▸ ACTION ITEM: From the records that follow, copy every line in which "Alifa" appears.

• • • • •

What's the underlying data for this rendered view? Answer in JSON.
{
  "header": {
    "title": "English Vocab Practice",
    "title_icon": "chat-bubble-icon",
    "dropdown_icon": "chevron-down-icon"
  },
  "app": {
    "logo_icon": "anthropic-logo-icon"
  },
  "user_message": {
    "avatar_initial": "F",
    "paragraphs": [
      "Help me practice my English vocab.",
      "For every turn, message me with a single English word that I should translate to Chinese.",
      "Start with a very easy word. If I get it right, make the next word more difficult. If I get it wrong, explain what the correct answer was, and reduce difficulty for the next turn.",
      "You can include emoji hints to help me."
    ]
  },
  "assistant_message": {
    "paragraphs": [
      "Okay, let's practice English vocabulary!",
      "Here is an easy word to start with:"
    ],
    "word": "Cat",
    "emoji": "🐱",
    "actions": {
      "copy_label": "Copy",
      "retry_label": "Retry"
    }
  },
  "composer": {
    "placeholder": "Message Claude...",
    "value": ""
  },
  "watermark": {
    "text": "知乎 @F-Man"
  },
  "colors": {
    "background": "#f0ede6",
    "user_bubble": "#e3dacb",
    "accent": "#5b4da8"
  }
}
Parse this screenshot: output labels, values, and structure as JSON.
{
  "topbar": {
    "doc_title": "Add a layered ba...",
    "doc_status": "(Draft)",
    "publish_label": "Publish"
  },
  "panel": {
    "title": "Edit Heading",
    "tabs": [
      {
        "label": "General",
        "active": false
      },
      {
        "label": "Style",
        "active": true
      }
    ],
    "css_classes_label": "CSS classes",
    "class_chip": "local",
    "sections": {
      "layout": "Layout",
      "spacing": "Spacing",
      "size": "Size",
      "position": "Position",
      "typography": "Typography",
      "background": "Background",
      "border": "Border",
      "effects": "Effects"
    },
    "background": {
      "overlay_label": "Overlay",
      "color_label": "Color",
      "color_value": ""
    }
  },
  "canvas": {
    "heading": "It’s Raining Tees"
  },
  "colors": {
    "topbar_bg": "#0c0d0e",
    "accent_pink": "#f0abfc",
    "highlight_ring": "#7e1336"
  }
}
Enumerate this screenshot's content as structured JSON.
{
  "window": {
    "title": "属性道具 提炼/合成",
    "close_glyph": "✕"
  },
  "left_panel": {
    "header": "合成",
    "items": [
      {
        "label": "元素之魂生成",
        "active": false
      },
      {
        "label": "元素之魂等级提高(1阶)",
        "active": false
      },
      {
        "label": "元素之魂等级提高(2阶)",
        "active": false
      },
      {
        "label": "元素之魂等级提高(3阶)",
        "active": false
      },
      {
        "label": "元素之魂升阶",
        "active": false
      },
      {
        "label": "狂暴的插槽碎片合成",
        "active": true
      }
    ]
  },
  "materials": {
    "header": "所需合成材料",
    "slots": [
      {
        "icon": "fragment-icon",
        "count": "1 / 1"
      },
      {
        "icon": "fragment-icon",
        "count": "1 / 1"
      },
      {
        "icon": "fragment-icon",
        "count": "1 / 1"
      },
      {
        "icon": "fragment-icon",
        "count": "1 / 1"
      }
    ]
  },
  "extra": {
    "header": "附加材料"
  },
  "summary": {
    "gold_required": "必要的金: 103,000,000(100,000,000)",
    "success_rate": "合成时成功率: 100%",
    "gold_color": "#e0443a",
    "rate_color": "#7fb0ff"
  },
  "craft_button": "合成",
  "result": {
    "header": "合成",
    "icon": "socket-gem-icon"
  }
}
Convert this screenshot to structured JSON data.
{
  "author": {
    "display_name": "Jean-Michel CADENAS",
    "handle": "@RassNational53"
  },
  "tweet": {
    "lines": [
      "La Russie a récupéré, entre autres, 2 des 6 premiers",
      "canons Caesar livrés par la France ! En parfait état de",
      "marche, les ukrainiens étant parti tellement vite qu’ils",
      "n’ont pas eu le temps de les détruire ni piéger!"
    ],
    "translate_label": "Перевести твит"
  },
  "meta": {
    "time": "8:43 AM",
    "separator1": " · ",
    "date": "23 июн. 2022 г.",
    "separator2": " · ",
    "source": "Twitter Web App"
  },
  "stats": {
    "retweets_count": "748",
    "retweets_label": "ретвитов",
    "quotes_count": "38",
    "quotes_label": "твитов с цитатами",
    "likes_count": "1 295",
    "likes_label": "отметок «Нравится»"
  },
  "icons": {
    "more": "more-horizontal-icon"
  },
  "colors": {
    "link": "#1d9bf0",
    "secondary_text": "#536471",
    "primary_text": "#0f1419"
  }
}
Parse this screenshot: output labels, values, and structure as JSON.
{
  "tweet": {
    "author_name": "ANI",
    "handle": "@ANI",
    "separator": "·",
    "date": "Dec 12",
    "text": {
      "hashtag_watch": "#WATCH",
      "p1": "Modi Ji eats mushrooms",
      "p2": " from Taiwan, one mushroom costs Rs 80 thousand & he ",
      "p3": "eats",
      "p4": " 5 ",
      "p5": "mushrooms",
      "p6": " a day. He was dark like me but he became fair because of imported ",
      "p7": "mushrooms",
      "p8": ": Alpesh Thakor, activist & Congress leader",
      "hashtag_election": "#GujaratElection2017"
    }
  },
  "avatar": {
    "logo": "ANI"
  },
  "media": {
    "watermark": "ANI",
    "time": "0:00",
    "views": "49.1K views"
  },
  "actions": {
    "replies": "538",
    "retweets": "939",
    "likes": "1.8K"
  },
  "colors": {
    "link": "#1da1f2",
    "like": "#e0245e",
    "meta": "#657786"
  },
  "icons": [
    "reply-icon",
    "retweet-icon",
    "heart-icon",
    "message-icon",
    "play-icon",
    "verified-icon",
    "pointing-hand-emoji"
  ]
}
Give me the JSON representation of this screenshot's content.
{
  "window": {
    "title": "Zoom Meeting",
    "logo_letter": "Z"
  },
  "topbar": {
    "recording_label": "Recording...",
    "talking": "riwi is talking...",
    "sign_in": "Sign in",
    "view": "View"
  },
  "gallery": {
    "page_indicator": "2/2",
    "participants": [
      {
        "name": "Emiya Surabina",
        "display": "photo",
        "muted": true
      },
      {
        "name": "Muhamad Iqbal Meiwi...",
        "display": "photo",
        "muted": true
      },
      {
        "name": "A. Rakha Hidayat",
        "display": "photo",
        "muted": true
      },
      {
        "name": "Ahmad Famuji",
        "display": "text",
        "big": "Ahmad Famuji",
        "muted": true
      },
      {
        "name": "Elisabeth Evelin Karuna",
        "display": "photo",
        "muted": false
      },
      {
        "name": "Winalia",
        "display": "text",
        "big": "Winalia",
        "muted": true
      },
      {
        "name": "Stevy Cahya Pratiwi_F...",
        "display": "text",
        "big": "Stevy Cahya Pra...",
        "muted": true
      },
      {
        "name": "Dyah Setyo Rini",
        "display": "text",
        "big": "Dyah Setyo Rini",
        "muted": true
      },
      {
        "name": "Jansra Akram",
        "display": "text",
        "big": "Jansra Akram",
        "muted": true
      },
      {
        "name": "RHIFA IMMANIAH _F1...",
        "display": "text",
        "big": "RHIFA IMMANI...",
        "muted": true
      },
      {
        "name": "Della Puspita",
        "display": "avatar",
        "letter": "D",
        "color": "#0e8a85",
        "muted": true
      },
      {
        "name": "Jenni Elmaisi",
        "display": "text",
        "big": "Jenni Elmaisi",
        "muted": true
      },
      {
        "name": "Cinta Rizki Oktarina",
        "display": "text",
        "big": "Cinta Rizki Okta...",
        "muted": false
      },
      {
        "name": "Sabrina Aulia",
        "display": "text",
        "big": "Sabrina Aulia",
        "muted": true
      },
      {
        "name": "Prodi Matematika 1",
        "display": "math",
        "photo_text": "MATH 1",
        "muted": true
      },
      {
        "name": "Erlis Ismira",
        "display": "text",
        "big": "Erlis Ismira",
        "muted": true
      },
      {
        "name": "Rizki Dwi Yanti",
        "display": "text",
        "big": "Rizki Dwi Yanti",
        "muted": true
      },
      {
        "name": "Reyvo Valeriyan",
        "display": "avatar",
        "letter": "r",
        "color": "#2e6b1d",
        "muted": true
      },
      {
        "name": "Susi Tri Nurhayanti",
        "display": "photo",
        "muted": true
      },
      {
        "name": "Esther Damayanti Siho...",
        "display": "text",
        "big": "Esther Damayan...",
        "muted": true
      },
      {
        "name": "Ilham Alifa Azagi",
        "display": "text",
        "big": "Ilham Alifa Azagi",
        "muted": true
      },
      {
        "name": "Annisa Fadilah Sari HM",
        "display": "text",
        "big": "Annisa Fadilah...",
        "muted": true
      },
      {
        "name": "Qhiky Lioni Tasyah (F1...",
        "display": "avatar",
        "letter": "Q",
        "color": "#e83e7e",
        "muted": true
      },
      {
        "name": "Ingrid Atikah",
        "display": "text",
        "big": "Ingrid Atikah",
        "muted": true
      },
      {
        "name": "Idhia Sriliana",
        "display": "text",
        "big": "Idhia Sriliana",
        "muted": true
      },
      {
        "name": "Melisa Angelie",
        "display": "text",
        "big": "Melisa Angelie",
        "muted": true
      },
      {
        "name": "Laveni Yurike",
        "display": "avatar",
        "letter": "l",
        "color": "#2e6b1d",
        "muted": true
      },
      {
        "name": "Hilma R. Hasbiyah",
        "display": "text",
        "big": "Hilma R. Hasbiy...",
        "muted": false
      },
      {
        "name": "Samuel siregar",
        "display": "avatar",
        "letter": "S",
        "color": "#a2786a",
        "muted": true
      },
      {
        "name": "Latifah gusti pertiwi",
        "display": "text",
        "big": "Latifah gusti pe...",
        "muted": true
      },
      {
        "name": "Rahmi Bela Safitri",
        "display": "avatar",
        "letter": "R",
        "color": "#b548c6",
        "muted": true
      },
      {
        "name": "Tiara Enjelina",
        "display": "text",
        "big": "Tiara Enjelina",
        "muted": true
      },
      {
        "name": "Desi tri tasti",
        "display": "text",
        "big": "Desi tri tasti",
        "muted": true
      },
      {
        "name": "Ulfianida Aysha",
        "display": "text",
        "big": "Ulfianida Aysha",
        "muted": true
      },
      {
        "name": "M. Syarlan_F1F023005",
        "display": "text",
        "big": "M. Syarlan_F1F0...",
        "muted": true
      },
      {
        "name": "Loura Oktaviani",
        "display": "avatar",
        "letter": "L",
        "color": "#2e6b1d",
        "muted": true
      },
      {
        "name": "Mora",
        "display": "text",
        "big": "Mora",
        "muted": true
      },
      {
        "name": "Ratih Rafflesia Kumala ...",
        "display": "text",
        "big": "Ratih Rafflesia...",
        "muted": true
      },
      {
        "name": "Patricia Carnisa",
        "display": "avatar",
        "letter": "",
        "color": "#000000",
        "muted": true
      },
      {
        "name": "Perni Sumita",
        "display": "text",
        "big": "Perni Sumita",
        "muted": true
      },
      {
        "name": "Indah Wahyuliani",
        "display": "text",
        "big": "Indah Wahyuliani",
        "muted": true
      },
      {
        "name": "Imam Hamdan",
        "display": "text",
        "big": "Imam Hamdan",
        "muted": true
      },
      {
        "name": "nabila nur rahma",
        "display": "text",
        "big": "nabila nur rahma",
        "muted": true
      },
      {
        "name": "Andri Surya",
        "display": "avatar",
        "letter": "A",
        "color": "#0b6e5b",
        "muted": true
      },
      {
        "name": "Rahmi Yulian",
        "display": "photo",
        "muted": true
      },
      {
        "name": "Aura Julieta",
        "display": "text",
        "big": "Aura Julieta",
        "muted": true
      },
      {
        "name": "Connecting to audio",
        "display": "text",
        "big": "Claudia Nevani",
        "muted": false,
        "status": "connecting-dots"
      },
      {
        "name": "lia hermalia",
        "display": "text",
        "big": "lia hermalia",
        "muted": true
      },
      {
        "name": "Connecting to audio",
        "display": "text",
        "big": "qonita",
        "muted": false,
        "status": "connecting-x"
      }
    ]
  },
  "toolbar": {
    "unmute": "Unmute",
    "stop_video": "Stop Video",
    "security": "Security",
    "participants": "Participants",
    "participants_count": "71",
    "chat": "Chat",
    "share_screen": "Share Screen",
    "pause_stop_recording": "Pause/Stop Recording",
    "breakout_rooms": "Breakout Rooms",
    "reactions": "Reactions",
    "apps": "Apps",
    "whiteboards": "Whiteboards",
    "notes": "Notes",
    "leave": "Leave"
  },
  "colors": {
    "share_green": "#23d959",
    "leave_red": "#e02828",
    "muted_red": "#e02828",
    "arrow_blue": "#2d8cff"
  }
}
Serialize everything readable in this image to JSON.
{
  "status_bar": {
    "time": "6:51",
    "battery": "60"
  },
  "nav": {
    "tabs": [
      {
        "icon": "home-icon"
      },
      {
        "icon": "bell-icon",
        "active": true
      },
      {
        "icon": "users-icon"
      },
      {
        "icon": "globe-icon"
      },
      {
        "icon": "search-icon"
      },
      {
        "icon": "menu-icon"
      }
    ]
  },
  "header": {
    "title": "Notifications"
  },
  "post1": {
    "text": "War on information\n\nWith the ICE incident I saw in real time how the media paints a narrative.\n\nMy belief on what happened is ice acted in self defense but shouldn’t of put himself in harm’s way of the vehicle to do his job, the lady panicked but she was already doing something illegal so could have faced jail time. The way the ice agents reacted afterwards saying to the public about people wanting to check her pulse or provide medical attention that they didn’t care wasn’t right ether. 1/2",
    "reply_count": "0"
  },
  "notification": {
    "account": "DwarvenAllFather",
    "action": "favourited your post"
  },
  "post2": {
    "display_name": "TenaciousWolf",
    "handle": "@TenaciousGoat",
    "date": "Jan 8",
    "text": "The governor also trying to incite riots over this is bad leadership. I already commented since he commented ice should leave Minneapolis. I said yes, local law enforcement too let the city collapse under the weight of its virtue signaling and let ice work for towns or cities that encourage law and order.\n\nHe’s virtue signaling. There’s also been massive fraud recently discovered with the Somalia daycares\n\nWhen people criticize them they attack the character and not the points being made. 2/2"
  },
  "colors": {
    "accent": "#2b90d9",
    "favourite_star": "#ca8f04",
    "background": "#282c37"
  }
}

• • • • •

▸ ANSWER BOX:
        "name": "Ilham Alifa Azagi",
        "big": "Ilham Alifa Azagi",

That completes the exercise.